ROME (Reuters) - Italy’s parliament failed to elect a new state president in the first two votes on Thursday with a centre-left rebellion against leader Pier Luigi Bersani torpedoing his official candidate and prolonging a political stalemate.
Until the new president is elected, the paralysis hobbling attempts to form a government since February’s inconclusive general election will continue, and a chaotic day of voting showed how fractured the political landscape remains.
Italy’s economy, the euro zone’s third largest, has contracted for six straight quarters and the political disarray has compounded uncertainty in a country that came close to financial meltdown in 2011.
Bersani’s candidate Franco Marini, a former Senate speaker, fell far short of the required two-thirds majority of the 1,007 electors in the first vote.
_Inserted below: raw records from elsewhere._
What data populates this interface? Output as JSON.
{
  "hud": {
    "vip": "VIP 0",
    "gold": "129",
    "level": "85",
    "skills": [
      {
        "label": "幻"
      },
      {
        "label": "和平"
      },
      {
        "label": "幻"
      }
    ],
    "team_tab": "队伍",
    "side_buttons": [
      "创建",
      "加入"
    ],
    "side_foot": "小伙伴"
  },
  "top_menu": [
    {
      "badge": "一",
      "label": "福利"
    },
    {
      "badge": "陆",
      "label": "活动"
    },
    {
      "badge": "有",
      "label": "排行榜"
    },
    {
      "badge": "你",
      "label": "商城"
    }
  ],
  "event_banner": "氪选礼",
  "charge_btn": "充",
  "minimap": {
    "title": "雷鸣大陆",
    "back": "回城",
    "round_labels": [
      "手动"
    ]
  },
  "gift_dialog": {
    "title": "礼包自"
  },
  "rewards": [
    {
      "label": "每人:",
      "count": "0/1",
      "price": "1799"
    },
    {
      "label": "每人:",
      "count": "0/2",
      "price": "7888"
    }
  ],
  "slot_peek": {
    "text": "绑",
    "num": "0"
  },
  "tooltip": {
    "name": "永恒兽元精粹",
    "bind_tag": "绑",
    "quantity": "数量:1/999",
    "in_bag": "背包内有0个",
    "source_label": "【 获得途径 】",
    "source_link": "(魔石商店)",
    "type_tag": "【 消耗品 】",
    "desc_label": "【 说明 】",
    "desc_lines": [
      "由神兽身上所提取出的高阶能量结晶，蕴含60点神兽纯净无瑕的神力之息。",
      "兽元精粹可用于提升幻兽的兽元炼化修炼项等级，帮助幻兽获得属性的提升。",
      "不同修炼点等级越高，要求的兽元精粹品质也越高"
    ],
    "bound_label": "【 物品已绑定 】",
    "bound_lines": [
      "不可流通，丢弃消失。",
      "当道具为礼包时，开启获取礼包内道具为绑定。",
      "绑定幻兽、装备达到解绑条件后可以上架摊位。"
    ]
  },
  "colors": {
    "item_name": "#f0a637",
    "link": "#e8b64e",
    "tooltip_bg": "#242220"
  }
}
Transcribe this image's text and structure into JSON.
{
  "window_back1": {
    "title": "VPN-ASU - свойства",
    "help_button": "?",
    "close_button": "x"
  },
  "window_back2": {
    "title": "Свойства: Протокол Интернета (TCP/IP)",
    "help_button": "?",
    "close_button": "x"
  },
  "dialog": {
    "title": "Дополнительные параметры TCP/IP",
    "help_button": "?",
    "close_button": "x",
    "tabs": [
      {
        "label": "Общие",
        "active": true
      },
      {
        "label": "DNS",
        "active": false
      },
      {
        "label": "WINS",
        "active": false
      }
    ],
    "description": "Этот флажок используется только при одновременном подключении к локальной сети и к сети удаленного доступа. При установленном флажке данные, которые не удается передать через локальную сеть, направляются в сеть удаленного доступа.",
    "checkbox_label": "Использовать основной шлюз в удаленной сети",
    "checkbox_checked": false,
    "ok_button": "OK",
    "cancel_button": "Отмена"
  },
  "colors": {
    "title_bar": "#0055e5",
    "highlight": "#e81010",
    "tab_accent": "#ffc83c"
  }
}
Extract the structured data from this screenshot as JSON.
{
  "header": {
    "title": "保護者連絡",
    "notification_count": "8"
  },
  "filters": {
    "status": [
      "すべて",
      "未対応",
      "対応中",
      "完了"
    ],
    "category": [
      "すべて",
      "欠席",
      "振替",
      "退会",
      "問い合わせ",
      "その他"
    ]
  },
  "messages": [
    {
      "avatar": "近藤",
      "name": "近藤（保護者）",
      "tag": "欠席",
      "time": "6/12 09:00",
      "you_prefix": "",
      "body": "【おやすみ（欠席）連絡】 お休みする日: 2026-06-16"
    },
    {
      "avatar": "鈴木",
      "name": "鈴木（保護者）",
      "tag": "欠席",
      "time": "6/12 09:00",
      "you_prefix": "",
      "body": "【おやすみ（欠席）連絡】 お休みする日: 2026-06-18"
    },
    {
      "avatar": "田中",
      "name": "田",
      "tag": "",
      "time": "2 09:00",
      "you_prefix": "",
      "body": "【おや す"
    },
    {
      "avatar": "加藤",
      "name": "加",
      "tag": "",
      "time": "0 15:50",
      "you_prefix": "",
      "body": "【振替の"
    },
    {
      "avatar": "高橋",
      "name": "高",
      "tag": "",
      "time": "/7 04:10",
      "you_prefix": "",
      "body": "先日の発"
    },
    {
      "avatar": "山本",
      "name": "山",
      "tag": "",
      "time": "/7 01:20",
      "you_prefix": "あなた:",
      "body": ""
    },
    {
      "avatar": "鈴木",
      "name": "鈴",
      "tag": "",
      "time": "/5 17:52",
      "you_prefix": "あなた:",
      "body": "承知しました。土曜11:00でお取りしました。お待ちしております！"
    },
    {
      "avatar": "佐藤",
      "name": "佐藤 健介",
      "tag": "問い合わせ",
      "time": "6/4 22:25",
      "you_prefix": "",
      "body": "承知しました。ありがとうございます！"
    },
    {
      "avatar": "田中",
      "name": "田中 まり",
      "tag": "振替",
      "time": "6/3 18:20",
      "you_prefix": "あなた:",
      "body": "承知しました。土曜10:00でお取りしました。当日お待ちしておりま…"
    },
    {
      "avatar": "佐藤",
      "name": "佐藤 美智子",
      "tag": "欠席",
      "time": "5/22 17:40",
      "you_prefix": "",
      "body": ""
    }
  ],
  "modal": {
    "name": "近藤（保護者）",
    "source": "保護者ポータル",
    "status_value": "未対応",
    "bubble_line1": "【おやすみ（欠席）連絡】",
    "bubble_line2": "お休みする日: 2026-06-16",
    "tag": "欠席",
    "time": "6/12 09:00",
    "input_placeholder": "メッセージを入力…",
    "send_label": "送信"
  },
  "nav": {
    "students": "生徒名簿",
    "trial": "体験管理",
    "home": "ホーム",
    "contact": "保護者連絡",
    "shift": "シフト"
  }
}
In the second, he won no votes at all, with many members of both centre-left and centre-right blocs casting blank ballots.
Political sources said the casting of blank ballots was intended to protect Marini from further humiliation after a centre-left rebellion against his candidacy made it impossible to win the two-thirds majority of electors from both houses of parliament plus regional representatives.
Marini’s failure, in a vote needed to fill a government vacuum since the deadlocked general election in February, was a slap in the face for Bersani.
He badly split his party by nominating Marini in a deal with centre-right boss Silvio Berlusconi.
Bersani told reporters he would meet the centre-left electors to decide their next move ahead of a third vote on Friday morning. After that vote, a simple majority is required to elect a new president.
Parliamentary sources told Reuters that Bersani’s Democratic Party (PD) has asked for a fourth vote to be delayed, possibly until Saturday, to give it more time to consider its strategy.
The request will be examined by a meeting of parliamentary leaders on Friday morning. The heads of Berlusconi’s party in the lower house and Senate said in a statement later on Thursday they were opposed to any delay.
Bersani said he needed to accept that the election had entered “a new phase”, indicating Marini, 80, would be dropped as a deeply divisive candidate. The centre-left would make a new proposal for the presidential election, he said.
Many rebellious centre-left parliamentarians voted in the secret ballot for academic Stefano Rodota, candidate of the populist 5-Star Movement of former comic Beppe Grillo.
Nichi Vendola, head of Bersani’s leftist ally SEL, said nominating Marini was a mistake. “Marini was a candidate who united the centre-right, not the centre-left,” he said.
He said that unless things changed, his 46 representatives would keep voting for Rodota.
Marini’s failure could wreck Bersani’s deal with Berlusconi aimed at helping him form a minority government.
Bersani has repeatedly rejected Berlusconi’s demands that they form a broad coalition together. But it is widely believed he wants an agreement on the presidency to encourage the centre-right to support a minority centre-left government.
The vote for a successor to President Giorgio Napolitano, whose term ends on May 15, is a crucial step towards resolving the stalemate since an election in February which left no party with enough support to form a government.
However, the choice of Marini provoked fury in Bersani’s PD and open revolt by his rival, Matteo Renzi, the 38-year-old mayor of Florence. Renzi had described Marini as “a candidate from the last century” without charisma or international standing, adding that he was only chosen because he was acceptable to Berlusconi.
Dozens of traditional PD supporters rallied outside parliament on Thursday in protest against the deal with Berlusconi. One woman tried to burn her party membership card.
“I would question whether a party in this kind of state is capable of governing,” Daniela Santanche, a deputy in Berlusconi’s People of Freedom party, told La7 television.
Failure to win the election of a candidate like Marini who is acceptable to Berlusconi could lead to the PD abandoning hopes of a deal with the centre-right and going for a candidate like former prime minister Romano Prodi, one of Berlusconi’s oldest political enemies. Such an outcome is widely seen as likely to lead to an election within months.
The head of state is a largely ceremonial figure but has a number of vital political functions, as Napolitano demonstrated in 2011 when he put Mario Monti at the head of a government of technocrats to replace the scandal-plagued Berlusconi.
It will be up to the new president to end the political deadlock left by the election, either by persuading the parties to come to an accord that would allow a government to be formed or by dissolving parliament and calling a new national vote.
Additional reporting by Paolo Biondi and Catherine Hornby; editing by Mark Heinrich